RECORDS FOR THIS TASK:
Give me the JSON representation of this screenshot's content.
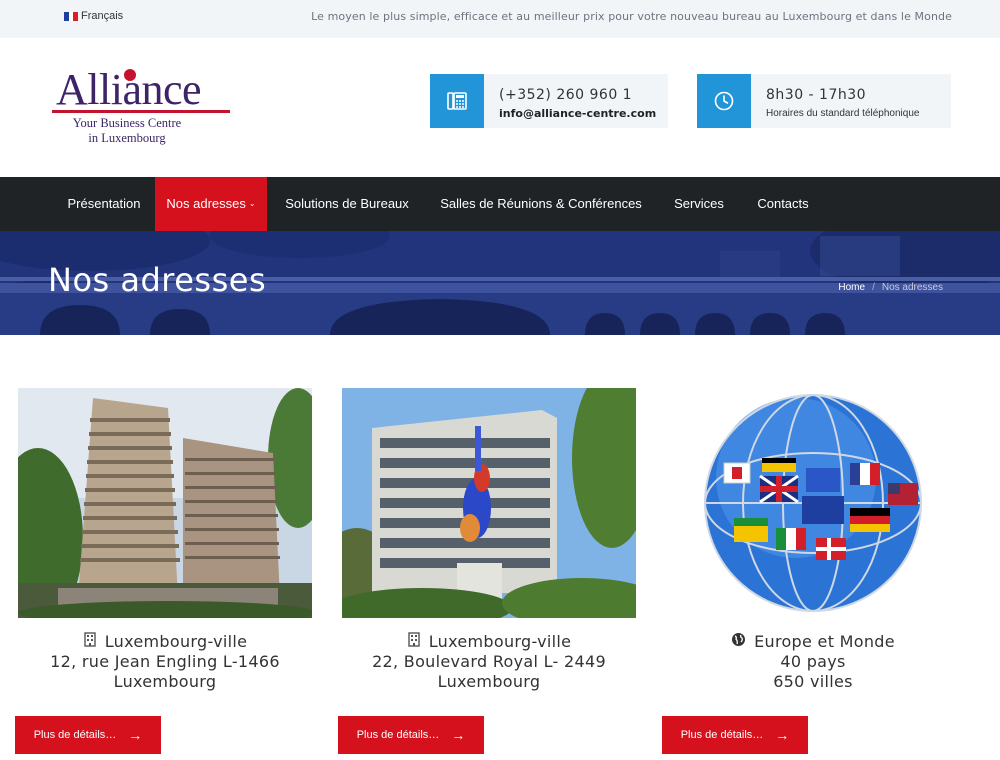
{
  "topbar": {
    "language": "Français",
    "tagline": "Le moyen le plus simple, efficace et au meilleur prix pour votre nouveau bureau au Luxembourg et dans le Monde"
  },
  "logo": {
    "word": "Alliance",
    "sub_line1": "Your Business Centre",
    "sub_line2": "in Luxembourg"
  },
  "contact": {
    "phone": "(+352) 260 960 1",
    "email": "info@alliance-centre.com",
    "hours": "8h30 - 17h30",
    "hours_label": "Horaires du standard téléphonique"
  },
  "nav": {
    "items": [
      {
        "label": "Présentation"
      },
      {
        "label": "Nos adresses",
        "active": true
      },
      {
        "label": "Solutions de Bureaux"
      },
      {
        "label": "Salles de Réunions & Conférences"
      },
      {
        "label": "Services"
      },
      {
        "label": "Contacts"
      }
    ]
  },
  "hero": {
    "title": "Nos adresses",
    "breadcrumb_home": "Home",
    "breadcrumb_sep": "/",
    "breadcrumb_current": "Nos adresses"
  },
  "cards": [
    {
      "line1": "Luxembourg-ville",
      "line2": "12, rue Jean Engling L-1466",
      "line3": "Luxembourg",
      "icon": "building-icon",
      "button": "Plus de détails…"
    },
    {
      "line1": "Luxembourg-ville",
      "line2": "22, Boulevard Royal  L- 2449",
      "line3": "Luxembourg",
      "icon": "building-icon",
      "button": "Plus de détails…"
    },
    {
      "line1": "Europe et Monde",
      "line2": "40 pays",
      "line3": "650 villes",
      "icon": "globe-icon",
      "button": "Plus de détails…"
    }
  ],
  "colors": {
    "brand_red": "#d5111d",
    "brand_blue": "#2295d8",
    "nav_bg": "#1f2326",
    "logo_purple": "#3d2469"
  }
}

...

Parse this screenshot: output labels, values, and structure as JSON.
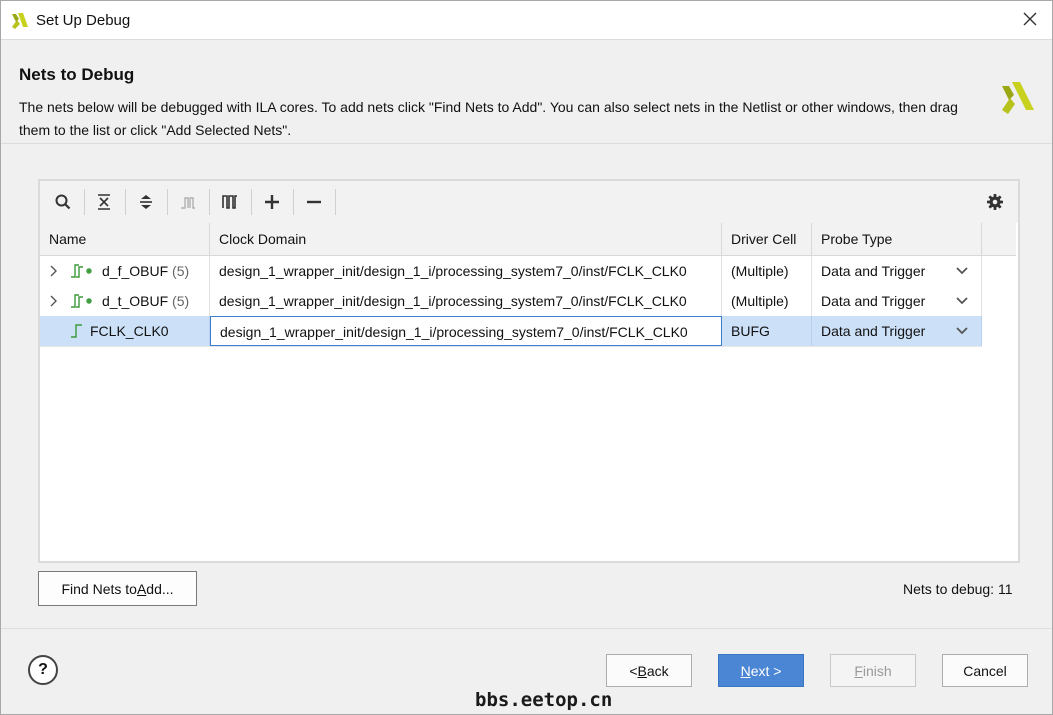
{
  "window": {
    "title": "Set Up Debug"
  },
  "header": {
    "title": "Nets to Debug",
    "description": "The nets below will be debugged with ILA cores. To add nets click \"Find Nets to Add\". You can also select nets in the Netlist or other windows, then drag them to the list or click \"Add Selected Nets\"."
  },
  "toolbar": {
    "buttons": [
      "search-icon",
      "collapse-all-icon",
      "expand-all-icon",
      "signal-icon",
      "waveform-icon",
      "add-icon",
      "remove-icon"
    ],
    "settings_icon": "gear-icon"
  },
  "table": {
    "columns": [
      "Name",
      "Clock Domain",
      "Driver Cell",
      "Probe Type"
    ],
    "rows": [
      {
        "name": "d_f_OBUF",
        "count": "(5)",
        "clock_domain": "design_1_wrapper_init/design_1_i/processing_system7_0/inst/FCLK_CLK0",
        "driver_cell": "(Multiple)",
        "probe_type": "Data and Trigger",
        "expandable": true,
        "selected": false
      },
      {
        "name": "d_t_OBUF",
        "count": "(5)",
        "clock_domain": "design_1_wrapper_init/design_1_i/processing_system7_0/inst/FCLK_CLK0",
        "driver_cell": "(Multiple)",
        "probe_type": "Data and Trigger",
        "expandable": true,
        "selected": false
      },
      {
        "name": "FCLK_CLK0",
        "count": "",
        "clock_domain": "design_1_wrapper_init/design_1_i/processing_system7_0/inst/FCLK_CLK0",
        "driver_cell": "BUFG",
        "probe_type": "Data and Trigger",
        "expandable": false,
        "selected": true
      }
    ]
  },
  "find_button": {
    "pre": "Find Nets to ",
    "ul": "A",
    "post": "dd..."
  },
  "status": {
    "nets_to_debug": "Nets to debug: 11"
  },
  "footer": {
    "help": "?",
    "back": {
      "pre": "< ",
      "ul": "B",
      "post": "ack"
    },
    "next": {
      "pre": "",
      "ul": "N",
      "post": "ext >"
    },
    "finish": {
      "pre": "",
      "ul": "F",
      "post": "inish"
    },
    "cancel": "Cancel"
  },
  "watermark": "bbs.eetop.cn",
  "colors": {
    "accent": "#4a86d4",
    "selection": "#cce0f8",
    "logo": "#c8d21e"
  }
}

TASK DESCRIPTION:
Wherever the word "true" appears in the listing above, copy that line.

THE COMPLETED TASK:
        "active": true
        "expandable": true,
        "expandable": true,
        "selected": true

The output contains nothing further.